RECORDS PROVIDED: Begin
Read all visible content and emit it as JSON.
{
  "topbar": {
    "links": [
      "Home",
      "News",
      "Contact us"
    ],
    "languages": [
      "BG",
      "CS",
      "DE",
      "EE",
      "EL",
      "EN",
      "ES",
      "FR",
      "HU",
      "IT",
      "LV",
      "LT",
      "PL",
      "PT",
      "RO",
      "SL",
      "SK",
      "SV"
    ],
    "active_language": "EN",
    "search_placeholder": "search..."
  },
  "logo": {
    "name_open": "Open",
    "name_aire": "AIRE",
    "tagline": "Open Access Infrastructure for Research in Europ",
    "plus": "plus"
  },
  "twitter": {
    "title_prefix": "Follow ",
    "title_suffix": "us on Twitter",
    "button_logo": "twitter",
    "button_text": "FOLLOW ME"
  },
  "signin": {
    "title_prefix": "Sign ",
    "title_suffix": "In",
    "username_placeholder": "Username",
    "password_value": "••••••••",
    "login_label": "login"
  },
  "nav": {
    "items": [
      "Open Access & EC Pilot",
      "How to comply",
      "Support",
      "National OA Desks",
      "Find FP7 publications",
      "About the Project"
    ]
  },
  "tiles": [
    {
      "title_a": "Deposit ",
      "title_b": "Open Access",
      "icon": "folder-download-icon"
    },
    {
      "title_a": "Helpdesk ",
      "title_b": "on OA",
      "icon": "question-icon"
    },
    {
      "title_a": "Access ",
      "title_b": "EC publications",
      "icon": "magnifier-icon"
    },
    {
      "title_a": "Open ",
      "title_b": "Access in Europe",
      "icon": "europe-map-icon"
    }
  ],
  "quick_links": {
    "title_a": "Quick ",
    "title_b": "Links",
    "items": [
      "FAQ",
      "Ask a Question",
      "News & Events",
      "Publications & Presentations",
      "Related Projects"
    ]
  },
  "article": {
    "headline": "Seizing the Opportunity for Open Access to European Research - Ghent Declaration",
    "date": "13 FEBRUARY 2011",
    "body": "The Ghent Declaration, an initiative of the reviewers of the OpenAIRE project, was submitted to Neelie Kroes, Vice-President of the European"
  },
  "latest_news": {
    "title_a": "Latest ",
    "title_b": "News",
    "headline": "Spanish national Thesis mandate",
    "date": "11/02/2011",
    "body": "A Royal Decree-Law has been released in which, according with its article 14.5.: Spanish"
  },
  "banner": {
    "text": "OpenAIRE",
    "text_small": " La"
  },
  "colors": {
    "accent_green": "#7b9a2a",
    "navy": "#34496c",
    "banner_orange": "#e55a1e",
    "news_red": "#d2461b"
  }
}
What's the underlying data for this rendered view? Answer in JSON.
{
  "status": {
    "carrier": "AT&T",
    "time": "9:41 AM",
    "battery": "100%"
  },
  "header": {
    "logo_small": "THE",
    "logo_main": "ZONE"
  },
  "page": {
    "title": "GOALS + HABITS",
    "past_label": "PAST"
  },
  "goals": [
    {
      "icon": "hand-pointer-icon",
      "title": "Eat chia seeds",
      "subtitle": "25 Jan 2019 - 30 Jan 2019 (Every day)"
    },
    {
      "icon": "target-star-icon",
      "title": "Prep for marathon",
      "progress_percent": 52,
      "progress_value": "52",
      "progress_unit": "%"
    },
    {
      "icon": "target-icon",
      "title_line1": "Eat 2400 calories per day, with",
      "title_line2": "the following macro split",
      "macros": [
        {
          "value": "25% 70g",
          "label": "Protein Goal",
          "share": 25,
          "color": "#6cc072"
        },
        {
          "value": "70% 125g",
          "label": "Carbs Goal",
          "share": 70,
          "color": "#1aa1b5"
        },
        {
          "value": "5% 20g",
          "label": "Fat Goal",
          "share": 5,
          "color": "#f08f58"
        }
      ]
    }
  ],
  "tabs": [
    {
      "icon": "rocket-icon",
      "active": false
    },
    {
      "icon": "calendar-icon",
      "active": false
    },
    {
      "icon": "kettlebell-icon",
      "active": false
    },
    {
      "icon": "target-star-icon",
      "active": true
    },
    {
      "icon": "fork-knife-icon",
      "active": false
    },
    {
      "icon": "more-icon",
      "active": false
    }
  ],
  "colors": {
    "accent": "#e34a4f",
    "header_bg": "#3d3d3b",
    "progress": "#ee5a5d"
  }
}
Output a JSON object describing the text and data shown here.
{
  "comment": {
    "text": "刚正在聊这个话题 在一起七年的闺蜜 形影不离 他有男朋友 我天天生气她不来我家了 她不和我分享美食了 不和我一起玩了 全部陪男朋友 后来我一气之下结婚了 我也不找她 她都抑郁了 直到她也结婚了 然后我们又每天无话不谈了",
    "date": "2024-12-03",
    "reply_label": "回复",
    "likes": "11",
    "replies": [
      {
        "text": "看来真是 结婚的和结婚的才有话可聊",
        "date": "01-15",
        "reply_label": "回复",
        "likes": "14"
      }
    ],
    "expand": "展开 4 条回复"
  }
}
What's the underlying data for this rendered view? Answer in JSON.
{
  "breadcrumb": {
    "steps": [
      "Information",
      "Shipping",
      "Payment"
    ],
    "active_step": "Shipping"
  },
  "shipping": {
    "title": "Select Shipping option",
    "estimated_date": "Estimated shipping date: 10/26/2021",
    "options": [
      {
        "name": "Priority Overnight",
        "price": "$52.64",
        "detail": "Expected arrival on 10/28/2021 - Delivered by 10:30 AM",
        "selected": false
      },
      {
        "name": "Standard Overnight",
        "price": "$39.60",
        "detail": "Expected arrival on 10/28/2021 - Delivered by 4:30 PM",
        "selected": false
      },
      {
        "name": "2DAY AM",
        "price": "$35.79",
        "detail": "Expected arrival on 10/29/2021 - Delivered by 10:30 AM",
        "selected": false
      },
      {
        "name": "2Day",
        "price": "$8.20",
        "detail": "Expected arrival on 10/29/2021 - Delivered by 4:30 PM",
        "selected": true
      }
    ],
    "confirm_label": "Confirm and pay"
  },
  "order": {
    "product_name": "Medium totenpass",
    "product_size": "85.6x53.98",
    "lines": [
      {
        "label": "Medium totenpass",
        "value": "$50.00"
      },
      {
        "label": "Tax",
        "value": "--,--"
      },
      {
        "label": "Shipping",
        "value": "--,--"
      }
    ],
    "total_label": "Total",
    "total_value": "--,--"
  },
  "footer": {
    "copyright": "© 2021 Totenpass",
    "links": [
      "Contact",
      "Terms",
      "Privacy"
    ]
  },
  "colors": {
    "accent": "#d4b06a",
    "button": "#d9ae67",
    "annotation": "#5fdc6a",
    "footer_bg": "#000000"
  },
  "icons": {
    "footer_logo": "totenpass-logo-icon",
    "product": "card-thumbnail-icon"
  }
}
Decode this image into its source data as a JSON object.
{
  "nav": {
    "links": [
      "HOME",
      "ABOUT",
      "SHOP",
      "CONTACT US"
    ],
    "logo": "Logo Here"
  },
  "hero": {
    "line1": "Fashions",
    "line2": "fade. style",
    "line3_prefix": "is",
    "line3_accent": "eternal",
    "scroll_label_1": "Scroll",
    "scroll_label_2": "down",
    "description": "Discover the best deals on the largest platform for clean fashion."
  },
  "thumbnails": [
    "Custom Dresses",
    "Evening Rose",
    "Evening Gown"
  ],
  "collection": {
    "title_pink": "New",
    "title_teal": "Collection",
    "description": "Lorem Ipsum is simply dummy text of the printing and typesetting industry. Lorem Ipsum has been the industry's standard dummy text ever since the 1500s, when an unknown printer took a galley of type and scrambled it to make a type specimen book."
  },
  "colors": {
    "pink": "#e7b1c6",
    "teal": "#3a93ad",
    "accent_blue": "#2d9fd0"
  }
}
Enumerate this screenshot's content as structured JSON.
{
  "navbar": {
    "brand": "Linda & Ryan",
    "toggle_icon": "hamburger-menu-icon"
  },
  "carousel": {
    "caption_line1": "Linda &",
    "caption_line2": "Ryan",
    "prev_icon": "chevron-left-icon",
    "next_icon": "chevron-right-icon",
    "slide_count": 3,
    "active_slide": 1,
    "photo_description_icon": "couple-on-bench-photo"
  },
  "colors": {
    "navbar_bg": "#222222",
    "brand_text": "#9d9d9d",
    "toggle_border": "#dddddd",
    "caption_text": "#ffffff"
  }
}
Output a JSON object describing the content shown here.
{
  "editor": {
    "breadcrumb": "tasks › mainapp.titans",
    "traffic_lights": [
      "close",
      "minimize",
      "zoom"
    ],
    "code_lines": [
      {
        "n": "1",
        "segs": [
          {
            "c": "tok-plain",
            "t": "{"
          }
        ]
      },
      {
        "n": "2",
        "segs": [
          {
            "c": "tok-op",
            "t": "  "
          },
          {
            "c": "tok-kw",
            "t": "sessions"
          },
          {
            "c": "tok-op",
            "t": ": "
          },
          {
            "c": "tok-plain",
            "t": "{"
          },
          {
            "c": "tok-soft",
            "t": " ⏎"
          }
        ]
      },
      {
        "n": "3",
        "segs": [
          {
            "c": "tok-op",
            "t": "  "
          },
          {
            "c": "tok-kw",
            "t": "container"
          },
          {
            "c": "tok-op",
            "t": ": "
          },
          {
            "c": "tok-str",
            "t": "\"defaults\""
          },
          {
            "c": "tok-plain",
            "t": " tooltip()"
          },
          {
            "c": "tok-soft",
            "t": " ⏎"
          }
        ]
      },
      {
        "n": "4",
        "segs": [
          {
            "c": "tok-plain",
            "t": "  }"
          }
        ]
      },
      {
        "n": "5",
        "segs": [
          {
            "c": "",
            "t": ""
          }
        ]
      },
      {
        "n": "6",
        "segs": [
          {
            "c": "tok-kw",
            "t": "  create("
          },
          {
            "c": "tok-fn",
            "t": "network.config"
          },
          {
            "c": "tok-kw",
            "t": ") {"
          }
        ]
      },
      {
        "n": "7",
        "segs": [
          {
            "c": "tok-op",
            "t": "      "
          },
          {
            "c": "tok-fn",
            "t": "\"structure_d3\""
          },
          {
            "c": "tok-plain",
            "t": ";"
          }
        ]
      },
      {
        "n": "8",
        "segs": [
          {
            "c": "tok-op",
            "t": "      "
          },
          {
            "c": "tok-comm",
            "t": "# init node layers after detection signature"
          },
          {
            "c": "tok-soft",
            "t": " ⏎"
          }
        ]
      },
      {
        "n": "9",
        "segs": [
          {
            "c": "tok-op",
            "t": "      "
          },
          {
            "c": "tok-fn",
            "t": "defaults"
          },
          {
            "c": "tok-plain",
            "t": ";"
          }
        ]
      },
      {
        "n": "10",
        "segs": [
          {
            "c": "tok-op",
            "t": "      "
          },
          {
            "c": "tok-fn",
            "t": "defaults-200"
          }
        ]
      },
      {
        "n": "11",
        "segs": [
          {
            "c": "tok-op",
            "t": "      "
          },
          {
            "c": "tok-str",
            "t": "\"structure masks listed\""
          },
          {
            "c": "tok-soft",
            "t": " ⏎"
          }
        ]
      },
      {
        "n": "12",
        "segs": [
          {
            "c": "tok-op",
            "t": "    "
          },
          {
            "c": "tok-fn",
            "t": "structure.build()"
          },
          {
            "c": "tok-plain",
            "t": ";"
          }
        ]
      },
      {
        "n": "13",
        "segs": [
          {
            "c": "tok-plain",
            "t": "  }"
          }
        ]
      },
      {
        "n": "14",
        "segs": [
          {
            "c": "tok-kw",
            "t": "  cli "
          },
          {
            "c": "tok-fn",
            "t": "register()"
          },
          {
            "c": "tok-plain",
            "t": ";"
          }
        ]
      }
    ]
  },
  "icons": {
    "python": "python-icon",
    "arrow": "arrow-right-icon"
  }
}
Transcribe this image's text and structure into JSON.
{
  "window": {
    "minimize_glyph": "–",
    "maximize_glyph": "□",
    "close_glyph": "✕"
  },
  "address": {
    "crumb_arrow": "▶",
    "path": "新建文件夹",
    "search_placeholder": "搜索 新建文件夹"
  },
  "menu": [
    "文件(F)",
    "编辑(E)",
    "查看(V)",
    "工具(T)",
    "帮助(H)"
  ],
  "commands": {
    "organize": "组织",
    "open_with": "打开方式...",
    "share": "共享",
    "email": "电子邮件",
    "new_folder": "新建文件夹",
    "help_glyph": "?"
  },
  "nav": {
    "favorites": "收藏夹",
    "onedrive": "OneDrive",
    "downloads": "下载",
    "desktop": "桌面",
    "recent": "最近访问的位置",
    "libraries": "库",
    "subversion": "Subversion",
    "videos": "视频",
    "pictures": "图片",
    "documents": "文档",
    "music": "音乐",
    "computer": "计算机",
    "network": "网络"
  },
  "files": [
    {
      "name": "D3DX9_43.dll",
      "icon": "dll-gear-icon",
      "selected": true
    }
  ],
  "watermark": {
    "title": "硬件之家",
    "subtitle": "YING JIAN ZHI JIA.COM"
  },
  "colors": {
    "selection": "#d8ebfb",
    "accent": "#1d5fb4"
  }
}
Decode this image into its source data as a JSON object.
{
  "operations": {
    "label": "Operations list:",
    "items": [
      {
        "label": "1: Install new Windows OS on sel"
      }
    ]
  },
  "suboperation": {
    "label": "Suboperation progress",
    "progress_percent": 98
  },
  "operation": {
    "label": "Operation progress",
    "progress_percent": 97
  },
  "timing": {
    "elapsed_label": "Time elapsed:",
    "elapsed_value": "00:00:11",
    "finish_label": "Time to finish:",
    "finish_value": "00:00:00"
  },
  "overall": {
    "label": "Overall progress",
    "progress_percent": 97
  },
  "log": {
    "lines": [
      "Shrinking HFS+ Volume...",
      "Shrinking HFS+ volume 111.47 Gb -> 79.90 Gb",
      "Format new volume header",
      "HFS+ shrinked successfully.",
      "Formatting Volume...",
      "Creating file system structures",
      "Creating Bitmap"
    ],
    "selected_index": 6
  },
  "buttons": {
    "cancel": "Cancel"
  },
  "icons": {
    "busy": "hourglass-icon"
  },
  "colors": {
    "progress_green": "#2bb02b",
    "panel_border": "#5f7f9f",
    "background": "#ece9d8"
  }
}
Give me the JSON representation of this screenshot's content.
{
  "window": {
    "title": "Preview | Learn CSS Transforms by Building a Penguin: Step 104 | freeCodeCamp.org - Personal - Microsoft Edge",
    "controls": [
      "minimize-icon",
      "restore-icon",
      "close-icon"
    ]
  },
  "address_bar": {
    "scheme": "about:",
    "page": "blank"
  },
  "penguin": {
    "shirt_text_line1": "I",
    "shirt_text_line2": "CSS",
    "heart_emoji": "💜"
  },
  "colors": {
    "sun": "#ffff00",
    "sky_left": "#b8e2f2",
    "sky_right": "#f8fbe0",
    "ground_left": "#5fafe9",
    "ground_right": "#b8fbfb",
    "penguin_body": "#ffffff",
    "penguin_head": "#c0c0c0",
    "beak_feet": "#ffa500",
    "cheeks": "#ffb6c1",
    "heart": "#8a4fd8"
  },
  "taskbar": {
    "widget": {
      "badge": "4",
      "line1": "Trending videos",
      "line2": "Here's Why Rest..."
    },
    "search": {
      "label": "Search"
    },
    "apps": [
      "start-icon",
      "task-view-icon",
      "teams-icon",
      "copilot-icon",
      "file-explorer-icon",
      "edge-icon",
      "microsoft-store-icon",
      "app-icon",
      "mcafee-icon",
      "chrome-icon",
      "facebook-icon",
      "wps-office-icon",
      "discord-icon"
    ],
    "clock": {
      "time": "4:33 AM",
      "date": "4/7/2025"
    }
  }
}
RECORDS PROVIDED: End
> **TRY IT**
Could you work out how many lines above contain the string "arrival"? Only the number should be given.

> **ANSWER**
4